DATA FOR THIS EXERCISE:
════

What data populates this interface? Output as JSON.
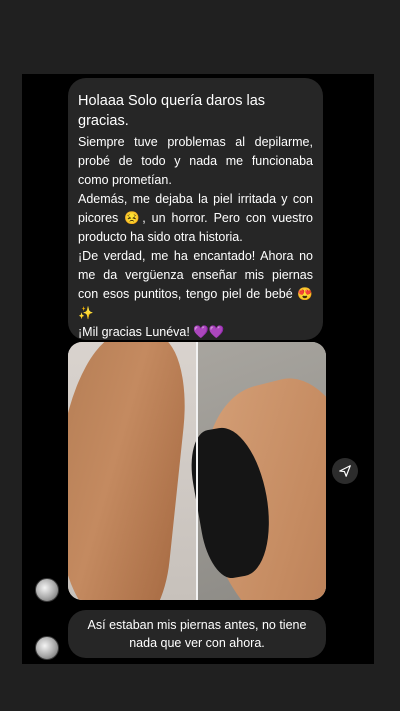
{
  "messages": [
    {
      "first_line": "Holaaa Solo quería daros las gracias.",
      "body": "Siempre tuve problemas al depilarme, probé de todo y nada me funcionaba como prometían.\nAdemás, me dejaba la piel irritada y con picores 😣, un horror. Pero con vuestro producto ha sido otra historia.\n¡De verdad, me ha encantado! Ahora no me da vergüenza enseñar mis piernas con esos puntitos, tengo piel de bebé 😍✨\n¡Mil gracias Lunéva! 💜💜"
    },
    {
      "text": "Así estaban mis piernas antes, no tiene nada que ver con ahora."
    }
  ],
  "icons": {
    "share": "send-icon",
    "avatar": "avatar-icon"
  },
  "colors": {
    "page_bg": "#202020",
    "chat_bg": "#000000",
    "bubble_bg": "#262626",
    "text": "#ffffff"
  }
}
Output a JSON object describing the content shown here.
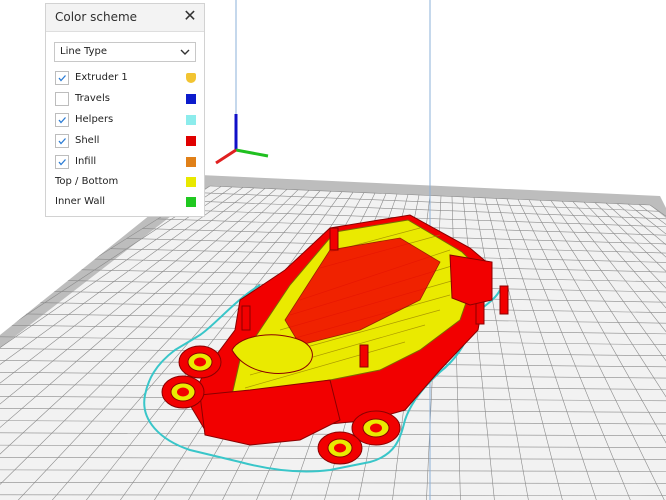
{
  "panel": {
    "title": "Color scheme",
    "close_glyph": "✕",
    "dropdown": {
      "selected": "Line Type"
    },
    "rows": [
      {
        "label": "Extruder 1",
        "checkbox": true,
        "checked": true,
        "color": "#f2c431"
      },
      {
        "label": "Travels",
        "checkbox": true,
        "checked": false,
        "color": "#0c1ccc"
      },
      {
        "label": "Helpers",
        "checkbox": true,
        "checked": true,
        "color": "#8cecec"
      },
      {
        "label": "Shell",
        "checkbox": true,
        "checked": true,
        "color": "#e00000"
      },
      {
        "label": "Infill",
        "checkbox": true,
        "checked": true,
        "color": "#e08018"
      },
      {
        "label": "Top / Bottom",
        "checkbox": false,
        "checked": false,
        "color": "#e8e800"
      },
      {
        "label": "Inner Wall",
        "checkbox": false,
        "checked": false,
        "color": "#20c820"
      }
    ]
  },
  "viewport": {
    "background": "#ffffff",
    "bed_color": "#d5d5d5",
    "grid_line_color": "#7d7d7d",
    "skirt_color": "#39c6c9",
    "model_shell_color": "#f20000",
    "model_top_color": "#eaea00",
    "model_edge_color": "#7a6a00",
    "axis_colors": {
      "x": "#e02020",
      "y": "#20c020",
      "z": "#1010c8"
    }
  }
}
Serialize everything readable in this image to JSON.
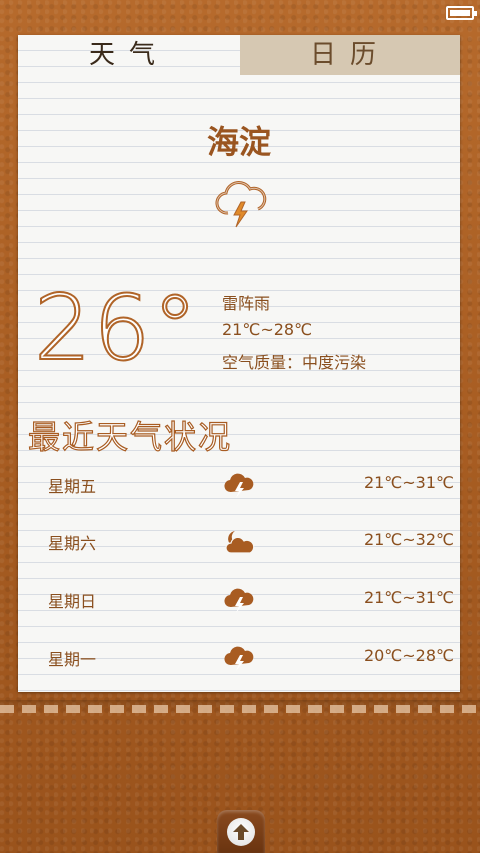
{
  "tabs": {
    "weather": "天气",
    "calendar": "日历"
  },
  "city": "海淀",
  "current": {
    "temperature": "26°",
    "condition": "雷阵雨",
    "range": "21℃~28℃",
    "air_quality": "空气质量：中度污染",
    "icon": "thunderstorm-icon"
  },
  "recent_title": "最近天气状况",
  "forecast": [
    {
      "day": "星期五",
      "range": "21℃~31℃",
      "icon": "thunderstorm-icon"
    },
    {
      "day": "星期六",
      "range": "21℃~32℃",
      "icon": "moon-cloud-icon"
    },
    {
      "day": "星期日",
      "range": "21℃~31℃",
      "icon": "thunderstorm-icon"
    },
    {
      "day": "星期一",
      "range": "20℃~28℃",
      "icon": "thunderstorm-icon"
    }
  ],
  "colors": {
    "accent": "#9a5520",
    "leather": "#a85d22",
    "paper": "#f7f7f5"
  }
}
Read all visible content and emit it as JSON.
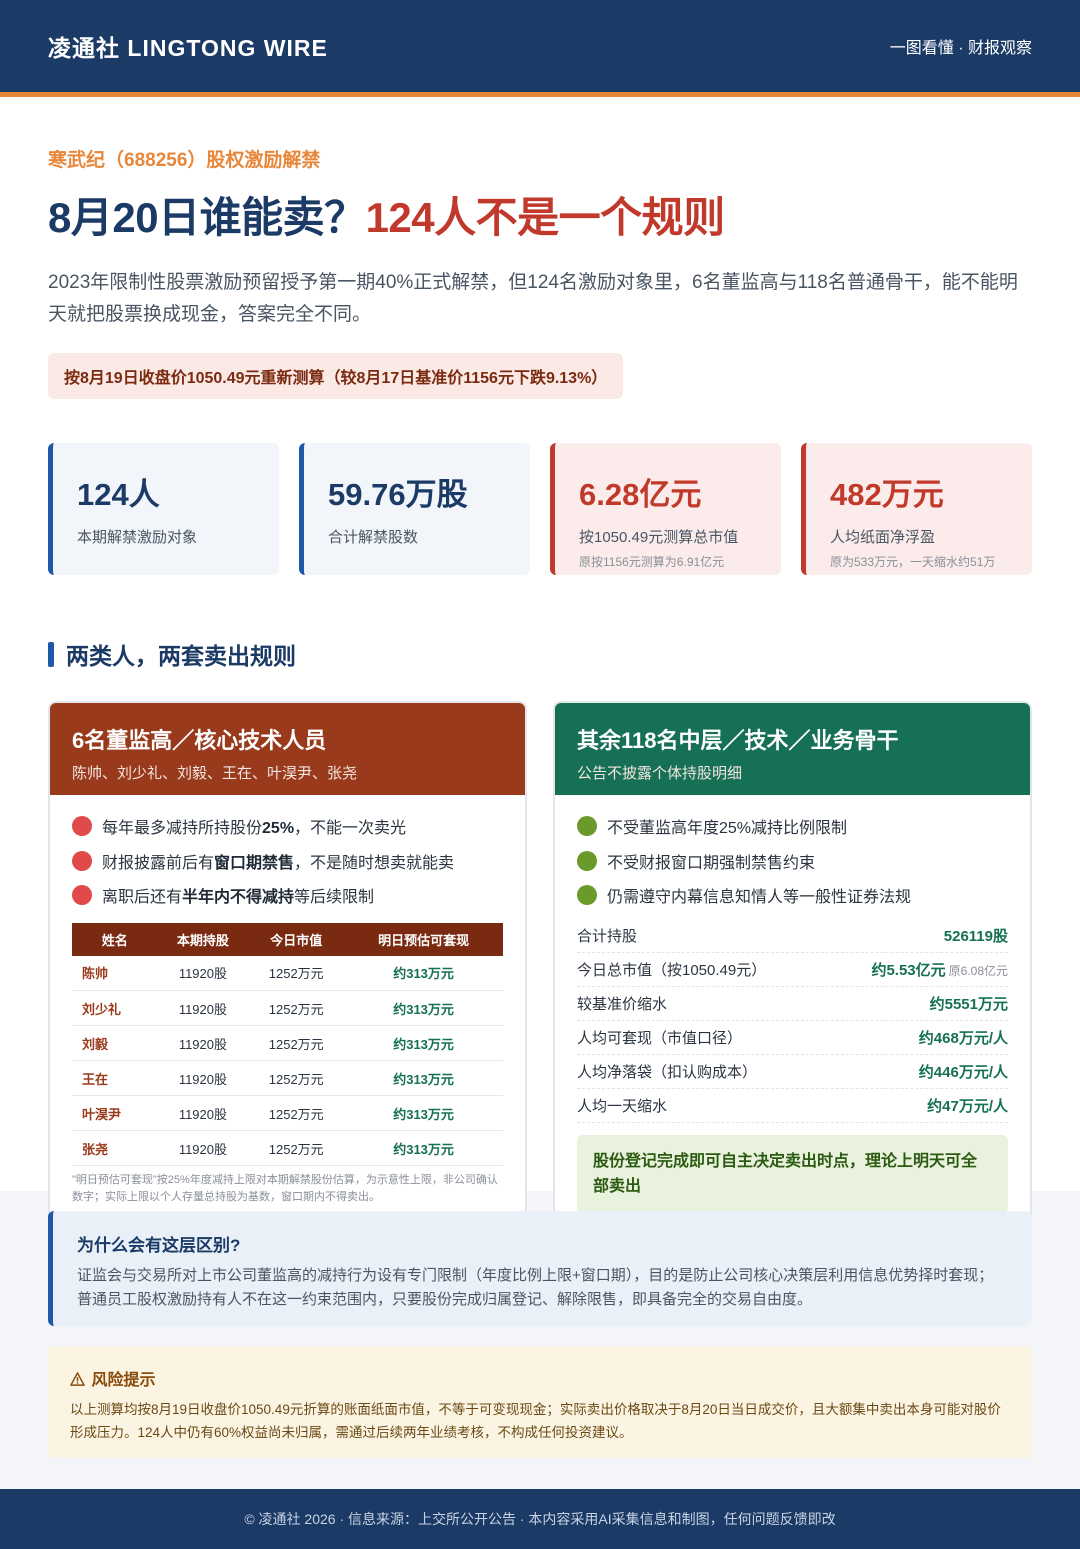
{
  "header": {
    "brand": "凌通社 LINGTONG WIRE",
    "tagline": "一图看懂 · 财报观察"
  },
  "hero": {
    "kicker": "寒武纪（688256）股权激励解禁",
    "headline_main": "8月20日谁能卖？",
    "headline_accent": "124人不是一个规则",
    "lede": "2023年限制性股票激励预留授予第一期40%正式解禁，但124名激励对象里，6名董监高与118名普通骨干，能不能明天就把股票换成现金，答案完全不同。",
    "note": "按8月19日收盘价1050.49元重新测算（较8月17日基准价1156元下跌9.13%）"
  },
  "stats": [
    {
      "value": "124人",
      "label": "本期解禁激励对象",
      "sub": ""
    },
    {
      "value": "59.76万股",
      "label": "合计解禁股数",
      "sub": ""
    },
    {
      "value": "6.28亿元",
      "label": "按1050.49元测算总市值",
      "sub": "原按1156元测算为6.91亿元"
    },
    {
      "value": "482万元",
      "label": "人均纸面净浮盈",
      "sub": "原为533万元，一天缩水约51万"
    }
  ],
  "section_title": "两类人，两套卖出规则",
  "left_card": {
    "title": "6名董监高／核心技术人员",
    "subtitle": "陈帅、刘少礼、刘毅、王在、叶淏尹、张尧",
    "bullets": [
      {
        "pre": "每年最多减持所持股份",
        "bold": "25%",
        "post": "，不能一次卖光"
      },
      {
        "pre": "财报披露前后有",
        "bold": "窗口期禁售",
        "post": "，不是随时想卖就能卖"
      },
      {
        "pre": "离职后还有",
        "bold": "半年内不得减持",
        "post": "等后续限制"
      }
    ],
    "table_headers": [
      "姓名",
      "本期持股",
      "今日市值",
      "明日预估可套现"
    ],
    "table_rows": [
      {
        "name": "陈帅",
        "shares": "11920股",
        "value": "1252万元",
        "cash": "约313万元"
      },
      {
        "name": "刘少礼",
        "shares": "11920股",
        "value": "1252万元",
        "cash": "约313万元"
      },
      {
        "name": "刘毅",
        "shares": "11920股",
        "value": "1252万元",
        "cash": "约313万元"
      },
      {
        "name": "王在",
        "shares": "11920股",
        "value": "1252万元",
        "cash": "约313万元"
      },
      {
        "name": "叶淏尹",
        "shares": "11920股",
        "value": "1252万元",
        "cash": "约313万元"
      },
      {
        "name": "张尧",
        "shares": "11920股",
        "value": "1252万元",
        "cash": "约313万元"
      }
    ],
    "table_note": "\"明日预估可套现\"按25%年度减持上限对本期解禁股份估算，为示意性上限，非公司确认数字；实际上限以个人存量总持股为基数，窗口期内不得卖出。"
  },
  "right_card": {
    "title": "其余118名中层／技术／业务骨干",
    "subtitle": "公告不披露个体持股明细",
    "bullets": [
      "不受董监高年度25%减持比例限制",
      "不受财报窗口期强制禁售约束",
      "仍需遵守内幕信息知情人等一般性证券法规"
    ],
    "metrics": [
      {
        "label": "合计持股",
        "value": "526119股",
        "note": ""
      },
      {
        "label": "今日总市值（按1050.49元）",
        "value": "约5.53亿元",
        "note": "原6.08亿元"
      },
      {
        "label": "较基准价缩水",
        "value": "约5551万元",
        "note": ""
      },
      {
        "label": "人均可套现（市值口径）",
        "value": "约468万元/人",
        "note": ""
      },
      {
        "label": "人均净落袋（扣认购成本）",
        "value": "约446万元/人",
        "note": ""
      },
      {
        "label": "人均一天缩水",
        "value": "约47万元/人",
        "note": ""
      }
    ],
    "callout": "股份登记完成即可自主决定卖出时点，理论上明天可全部卖出"
  },
  "why": {
    "title": "为什么会有这层区别?",
    "text": "证监会与交易所对上市公司董监高的减持行为设有专门限制（年度比例上限+窗口期），目的是防止公司核心决策层利用信息优势择时套现；普通员工股权激励持有人不在这一约束范围内，只要股份完成归属登记、解除限售，即具备完全的交易自由度。"
  },
  "risk": {
    "icon": "warning-icon",
    "title": "风险提示",
    "text": "以上测算均按8月19日收盘价1050.49元折算的账面纸面市值，不等于可变现现金；实际卖出价格取决于8月20日当日成交价，且大额集中卖出本身可能对股价形成压力。124人中仍有60%权益尚未归属，需通过后续两年业绩考核，不构成任何投资建议。"
  },
  "footer": "© 凌通社 2026 · 信息来源：上交所公开公告 · 本内容采用AI采集信息和制图，任何问题反馈即改",
  "colors": {
    "navy": "#1b3a66",
    "orange": "#e8873a",
    "red": "#c0392b",
    "brown": "#9a3a1c",
    "green": "#157055"
  }
}
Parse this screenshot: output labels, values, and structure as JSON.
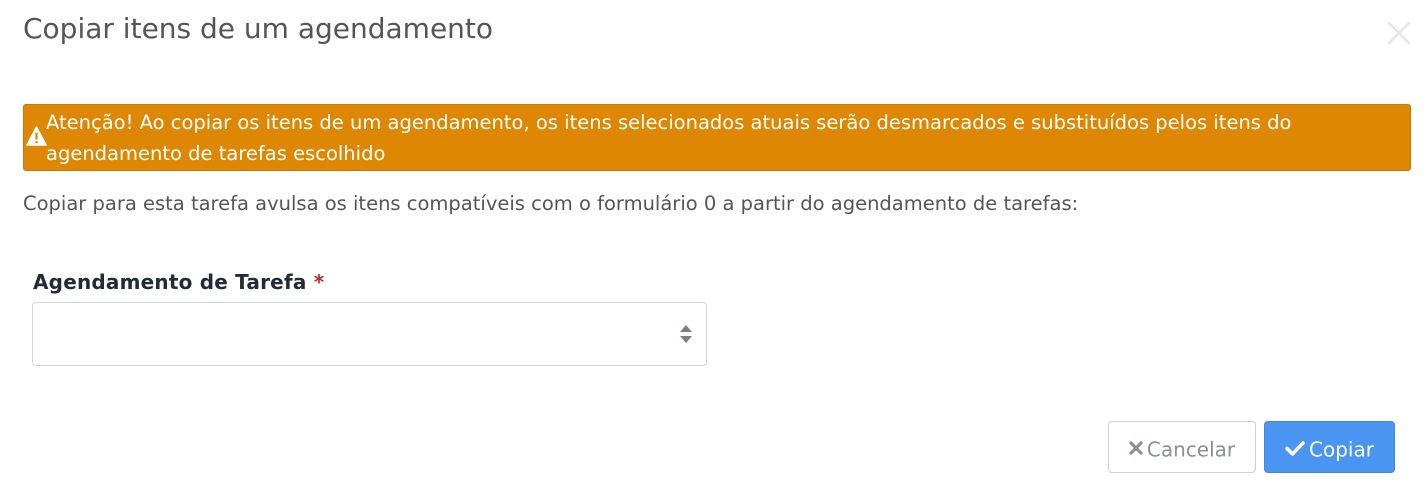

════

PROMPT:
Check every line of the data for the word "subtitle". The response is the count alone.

RESPONSE:
2